Problem statement: Could the data below be printed out exactly, with the pictures left out?

Data to process:

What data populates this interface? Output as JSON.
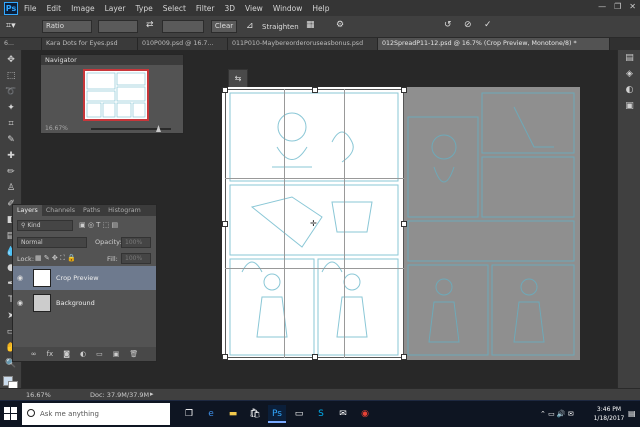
{
  "menu": {
    "logo": "Ps",
    "items": [
      "File",
      "Edit",
      "Image",
      "Layer",
      "Type",
      "Select",
      "Filter",
      "3D",
      "View",
      "Window",
      "Help"
    ]
  },
  "options": {
    "ratio": "Ratio",
    "clear": "Clear",
    "straighten": "Straighten"
  },
  "tabs": [
    {
      "label": "6...",
      "active": false
    },
    {
      "label": "Kara Dots for Eyes.psd",
      "active": false
    },
    {
      "label": "010P009.psd @ 16.7...",
      "active": false
    },
    {
      "label": "011P010-Maybereorderoruseasbonus.psd",
      "active": false
    },
    {
      "label": "012SpreadP11-12.psd @ 16.7% (Crop Preview, Monotone/8) *",
      "active": true
    }
  ],
  "navigator": {
    "title": "Navigator",
    "zoom": "16.67%"
  },
  "layers": {
    "tabs": [
      "Layers",
      "Channels",
      "Paths",
      "Histogram"
    ],
    "kind": "Kind",
    "blend_mode": "Normal",
    "opacity_label": "Opacity:",
    "opacity_value": "100%",
    "lock_label": "Lock:",
    "fill_label": "Fill:",
    "fill_value": "100%",
    "items": [
      {
        "name": "Crop Preview",
        "selected": true
      },
      {
        "name": "Background",
        "selected": false
      }
    ]
  },
  "status": {
    "zoom": "16.67%",
    "doc": "Doc: 37.9M/37.9M"
  },
  "taskbar": {
    "search_placeholder": "Ask me anything",
    "time": "3:46 PM",
    "date": "1/18/2017"
  }
}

Expected answer:
What data populates this interface? Output as JSON.
{
  "menu": {
    "logo": "Ps",
    "items": [
      "File",
      "Edit",
      "Image",
      "Layer",
      "Type",
      "Select",
      "Filter",
      "3D",
      "View",
      "Window",
      "Help"
    ]
  },
  "options": {
    "ratio": "Ratio",
    "clear": "Clear",
    "straighten": "Straighten"
  },
  "tabs": [
    {
      "label": "6...",
      "active": false
    },
    {
      "label": "Kara Dots for Eyes.psd",
      "active": false
    },
    {
      "label": "010P009.psd @ 16.7...",
      "active": false
    },
    {
      "label": "011P010-Maybereorderoruseasbonus.psd",
      "active": false
    },
    {
      "label": "012SpreadP11-12.psd @ 16.7% (Crop Preview, Monotone/8) *",
      "active": true
    }
  ],
  "navigator": {
    "title": "Navigator",
    "zoom": "16.67%"
  },
  "layers": {
    "tabs": [
      "Layers",
      "Channels",
      "Paths",
      "Histogram"
    ],
    "kind": "Kind",
    "blend_mode": "Normal",
    "opacity_label": "Opacity:",
    "opacity_value": "100%",
    "lock_label": "Lock:",
    "fill_label": "Fill:",
    "fill_value": "100%",
    "items": [
      {
        "name": "Crop Preview",
        "selected": true
      },
      {
        "name": "Background",
        "selected": false
      }
    ]
  },
  "status": {
    "zoom": "16.67%",
    "doc": "Doc: 37.9M/37.9M"
  },
  "taskbar": {
    "search_placeholder": "Ask me anything",
    "time": "3:46 PM",
    "date": "1/18/2017"
  }
}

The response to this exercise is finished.